As Justice Stevens noted in his concurring opinion in Johnson v. Transportation Agency, 480 U.S. 616, 107 S. Ct. 1442, 94 L. Ed. 2d 615 (1987), affirmative action programs serve as both "a shield and a sword."
Antidiscrimination measures may benefit protected groups in two distinct ways. As a sword, such measures may confer benefits by specifying that a person's membership in a disadvantaged group must be a neutral, irrelevant factor in governmental or private decisionmaking or, alternatively, by compelling decision makers to give favorable consideration to disadvantaged group status. As a shield, an antidiscrimination statute can also help a member of a protected class by assuring decisionmakers in some instances that, when they elect for good reasons of their own to grant a preference of some sort to a minority citizen, they will not violate the law.
480 U.S. at 642, 107 S. Ct. at 1457-58.

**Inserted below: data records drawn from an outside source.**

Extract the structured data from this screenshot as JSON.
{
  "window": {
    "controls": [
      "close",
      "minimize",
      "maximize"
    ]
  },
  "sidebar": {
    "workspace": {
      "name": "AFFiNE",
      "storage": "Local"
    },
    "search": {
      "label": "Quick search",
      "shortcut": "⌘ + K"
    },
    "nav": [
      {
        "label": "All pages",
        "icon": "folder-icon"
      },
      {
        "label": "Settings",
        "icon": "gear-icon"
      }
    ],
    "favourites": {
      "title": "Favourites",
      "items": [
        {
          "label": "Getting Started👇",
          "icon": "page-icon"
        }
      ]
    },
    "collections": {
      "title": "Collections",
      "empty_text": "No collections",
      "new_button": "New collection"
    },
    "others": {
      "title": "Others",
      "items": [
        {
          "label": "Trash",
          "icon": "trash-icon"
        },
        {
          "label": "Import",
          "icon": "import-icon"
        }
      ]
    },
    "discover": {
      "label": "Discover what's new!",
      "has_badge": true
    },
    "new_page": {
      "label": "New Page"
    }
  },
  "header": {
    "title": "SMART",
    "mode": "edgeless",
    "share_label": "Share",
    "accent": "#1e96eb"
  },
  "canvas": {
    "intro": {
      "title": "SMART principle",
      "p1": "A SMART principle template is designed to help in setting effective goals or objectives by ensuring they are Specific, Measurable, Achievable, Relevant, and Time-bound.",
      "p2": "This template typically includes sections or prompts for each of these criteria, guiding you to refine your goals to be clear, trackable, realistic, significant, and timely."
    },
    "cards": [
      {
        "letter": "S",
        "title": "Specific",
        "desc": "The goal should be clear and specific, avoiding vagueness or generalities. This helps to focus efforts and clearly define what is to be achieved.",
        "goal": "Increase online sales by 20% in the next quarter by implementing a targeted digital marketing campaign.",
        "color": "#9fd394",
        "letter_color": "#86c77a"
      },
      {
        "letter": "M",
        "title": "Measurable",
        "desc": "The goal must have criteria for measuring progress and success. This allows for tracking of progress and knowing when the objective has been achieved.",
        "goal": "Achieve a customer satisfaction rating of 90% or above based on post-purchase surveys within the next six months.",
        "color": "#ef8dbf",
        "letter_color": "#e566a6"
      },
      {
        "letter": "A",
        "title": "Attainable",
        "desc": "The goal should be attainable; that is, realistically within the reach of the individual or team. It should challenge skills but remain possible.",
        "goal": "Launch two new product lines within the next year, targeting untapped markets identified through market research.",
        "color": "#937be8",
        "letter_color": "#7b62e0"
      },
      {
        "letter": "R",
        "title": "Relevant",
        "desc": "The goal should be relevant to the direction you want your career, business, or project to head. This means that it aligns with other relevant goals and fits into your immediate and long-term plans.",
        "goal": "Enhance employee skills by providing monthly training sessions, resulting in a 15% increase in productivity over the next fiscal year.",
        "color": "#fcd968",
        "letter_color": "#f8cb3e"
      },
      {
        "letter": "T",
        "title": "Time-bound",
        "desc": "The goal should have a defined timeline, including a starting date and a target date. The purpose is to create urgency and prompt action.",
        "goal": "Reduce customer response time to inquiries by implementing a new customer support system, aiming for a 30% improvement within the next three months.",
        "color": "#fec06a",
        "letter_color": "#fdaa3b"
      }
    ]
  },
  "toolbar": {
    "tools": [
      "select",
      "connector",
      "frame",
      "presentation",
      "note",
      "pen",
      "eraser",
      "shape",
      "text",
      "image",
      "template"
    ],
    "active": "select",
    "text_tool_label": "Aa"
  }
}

A lower court has read this language to stand for the proposition that "once an employer adopts an [affirmative action program] and benefits from it as a shield from claims of discrimination, employees arguably protected by the plan can use it as a sword to challenge the propriety of their treatment." Morman v. John Hancock Mutual Life Ins. Co., 672 F. Supp. 993, 995 (E.D. Mich. 1987). In other words, the failure of an employer to follow its own affirmative action program constitutes significant evidence in a Title VII suit against the employer. Contra Yatvin v. Madison Metro. School Dist., 840 F.2d 412, 416 (7th Cir. 1988) (disagreeing with the suggestion made in Morman) .
An exception may exist under certain limited circumstances--for example, when a defendant seeks to use the post-complaint figures or practices to explain the significance or effect of pre-complaint data. Such is not the case here however